____ Data to process
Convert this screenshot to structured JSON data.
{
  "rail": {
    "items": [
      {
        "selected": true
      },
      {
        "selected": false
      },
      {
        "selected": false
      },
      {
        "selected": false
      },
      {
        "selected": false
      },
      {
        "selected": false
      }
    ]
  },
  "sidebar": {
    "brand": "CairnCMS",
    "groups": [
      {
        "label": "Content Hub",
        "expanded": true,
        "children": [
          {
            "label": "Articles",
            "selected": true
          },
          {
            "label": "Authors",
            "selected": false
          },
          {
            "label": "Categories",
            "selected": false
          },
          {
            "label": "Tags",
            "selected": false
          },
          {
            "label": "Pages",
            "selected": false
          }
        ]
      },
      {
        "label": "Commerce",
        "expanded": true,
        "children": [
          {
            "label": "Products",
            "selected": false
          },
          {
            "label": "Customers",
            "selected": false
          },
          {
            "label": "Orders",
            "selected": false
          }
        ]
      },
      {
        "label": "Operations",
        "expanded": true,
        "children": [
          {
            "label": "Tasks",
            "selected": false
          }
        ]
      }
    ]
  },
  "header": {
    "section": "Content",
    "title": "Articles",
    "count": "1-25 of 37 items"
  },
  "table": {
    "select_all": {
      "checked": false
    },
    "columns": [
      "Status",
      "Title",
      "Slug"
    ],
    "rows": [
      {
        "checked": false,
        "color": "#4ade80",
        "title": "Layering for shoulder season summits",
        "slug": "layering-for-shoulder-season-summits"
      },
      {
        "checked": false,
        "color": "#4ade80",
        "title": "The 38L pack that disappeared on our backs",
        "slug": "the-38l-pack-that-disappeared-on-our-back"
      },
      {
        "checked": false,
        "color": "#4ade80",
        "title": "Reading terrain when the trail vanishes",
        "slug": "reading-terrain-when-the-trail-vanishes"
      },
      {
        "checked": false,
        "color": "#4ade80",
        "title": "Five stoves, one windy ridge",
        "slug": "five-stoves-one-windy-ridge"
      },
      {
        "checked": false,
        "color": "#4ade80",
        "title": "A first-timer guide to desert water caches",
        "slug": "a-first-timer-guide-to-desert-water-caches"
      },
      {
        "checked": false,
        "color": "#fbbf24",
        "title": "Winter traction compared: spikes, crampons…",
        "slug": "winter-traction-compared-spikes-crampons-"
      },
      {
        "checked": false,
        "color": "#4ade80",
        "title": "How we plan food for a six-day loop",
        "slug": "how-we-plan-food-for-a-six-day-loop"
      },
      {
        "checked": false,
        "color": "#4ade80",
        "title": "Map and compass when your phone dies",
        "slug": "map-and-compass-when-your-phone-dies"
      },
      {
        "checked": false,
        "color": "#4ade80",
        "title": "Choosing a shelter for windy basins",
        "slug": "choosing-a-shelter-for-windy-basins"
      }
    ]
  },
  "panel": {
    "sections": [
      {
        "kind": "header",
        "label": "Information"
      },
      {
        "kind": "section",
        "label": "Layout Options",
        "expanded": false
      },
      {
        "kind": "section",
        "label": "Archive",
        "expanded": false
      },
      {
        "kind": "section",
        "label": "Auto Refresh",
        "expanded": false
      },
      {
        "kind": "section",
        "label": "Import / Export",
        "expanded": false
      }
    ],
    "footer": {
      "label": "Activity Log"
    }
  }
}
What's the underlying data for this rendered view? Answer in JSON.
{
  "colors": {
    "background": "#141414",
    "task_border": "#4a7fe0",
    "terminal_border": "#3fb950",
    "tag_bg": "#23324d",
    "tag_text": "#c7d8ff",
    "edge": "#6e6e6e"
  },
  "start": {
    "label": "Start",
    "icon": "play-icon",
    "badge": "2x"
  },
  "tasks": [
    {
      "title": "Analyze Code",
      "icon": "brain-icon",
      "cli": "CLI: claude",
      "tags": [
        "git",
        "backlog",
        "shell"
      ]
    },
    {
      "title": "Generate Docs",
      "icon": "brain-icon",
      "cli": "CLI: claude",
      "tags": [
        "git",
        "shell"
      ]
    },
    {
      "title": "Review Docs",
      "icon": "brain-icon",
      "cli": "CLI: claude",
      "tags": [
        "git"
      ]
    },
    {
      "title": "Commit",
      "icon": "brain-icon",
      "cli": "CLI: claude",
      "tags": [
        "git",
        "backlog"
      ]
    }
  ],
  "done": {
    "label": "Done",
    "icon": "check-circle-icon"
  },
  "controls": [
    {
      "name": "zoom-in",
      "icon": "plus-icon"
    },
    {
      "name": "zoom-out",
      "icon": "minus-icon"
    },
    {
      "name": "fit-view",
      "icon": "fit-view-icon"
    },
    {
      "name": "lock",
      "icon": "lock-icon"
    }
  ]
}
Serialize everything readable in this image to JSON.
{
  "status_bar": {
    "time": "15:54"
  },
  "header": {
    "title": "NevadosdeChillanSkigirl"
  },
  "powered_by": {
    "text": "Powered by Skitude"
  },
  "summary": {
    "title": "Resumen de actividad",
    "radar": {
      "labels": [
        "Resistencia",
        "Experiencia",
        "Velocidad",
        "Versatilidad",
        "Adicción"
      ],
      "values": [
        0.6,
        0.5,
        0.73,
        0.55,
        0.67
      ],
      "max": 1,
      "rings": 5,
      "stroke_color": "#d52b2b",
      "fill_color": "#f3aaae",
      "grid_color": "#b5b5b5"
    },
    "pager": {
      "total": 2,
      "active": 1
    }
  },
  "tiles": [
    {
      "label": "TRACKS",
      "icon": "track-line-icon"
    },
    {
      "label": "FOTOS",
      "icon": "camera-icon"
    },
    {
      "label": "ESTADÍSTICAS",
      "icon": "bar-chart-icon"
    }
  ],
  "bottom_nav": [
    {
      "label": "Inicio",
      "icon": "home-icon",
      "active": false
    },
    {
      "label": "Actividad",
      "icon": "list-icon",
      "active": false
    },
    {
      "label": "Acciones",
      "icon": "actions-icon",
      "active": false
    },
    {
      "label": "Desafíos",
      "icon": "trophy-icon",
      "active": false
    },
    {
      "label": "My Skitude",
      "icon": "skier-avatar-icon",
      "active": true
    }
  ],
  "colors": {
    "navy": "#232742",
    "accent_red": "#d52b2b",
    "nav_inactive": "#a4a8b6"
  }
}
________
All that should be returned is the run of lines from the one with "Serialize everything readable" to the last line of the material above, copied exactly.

Answer box:
Serialize everything readable in this image to JSON.
{
  "status_bar": {
    "time": "15:54"
  },
  "header": {
    "title": "NevadosdeChillanSkigirl"
  },
  "powered_by": {
    "text": "Powered by Skitude"
  },
  "summary": {
    "title": "Resumen de actividad",
    "radar": {
      "labels": [
        "Resistencia",
        "Experiencia",
        "Velocidad",
        "Versatilidad",
        "Adicción"
      ],
      "values": [
        0.6,
        0.5,
        0.73,
        0.55,
        0.67
      ],
      "max": 1,
      "rings": 5,
      "stroke_color": "#d52b2b",
      "fill_color": "#f3aaae",
      "grid_color": "#b5b5b5"
    },
    "pager": {
      "total": 2,
      "active": 1
    }
  },
  "tiles": [
    {
      "label": "TRACKS",
      "icon": "track-line-icon"
    },
    {
      "label": "FOTOS",
      "icon": "camera-icon"
    },
    {
      "label": "ESTADÍSTICAS",
      "icon": "bar-chart-icon"
    }
  ],
  "bottom_nav": [
    {
      "label": "Inicio",
      "icon": "home-icon",
      "active": false
    },
    {
      "label": "Actividad",
      "icon": "list-icon",
      "active": false
    },
    {
      "label": "Acciones",
      "icon": "actions-icon",
      "active": false
    },
    {
      "label": "Desafíos",
      "icon": "trophy-icon",
      "active": false
    },
    {
      "label": "My Skitude",
      "icon": "skier-avatar-icon",
      "active": true
    }
  ],
  "colors": {
    "navy": "#232742",
    "accent_red": "#d52b2b",
    "nav_inactive": "#a4a8b6"
  }
}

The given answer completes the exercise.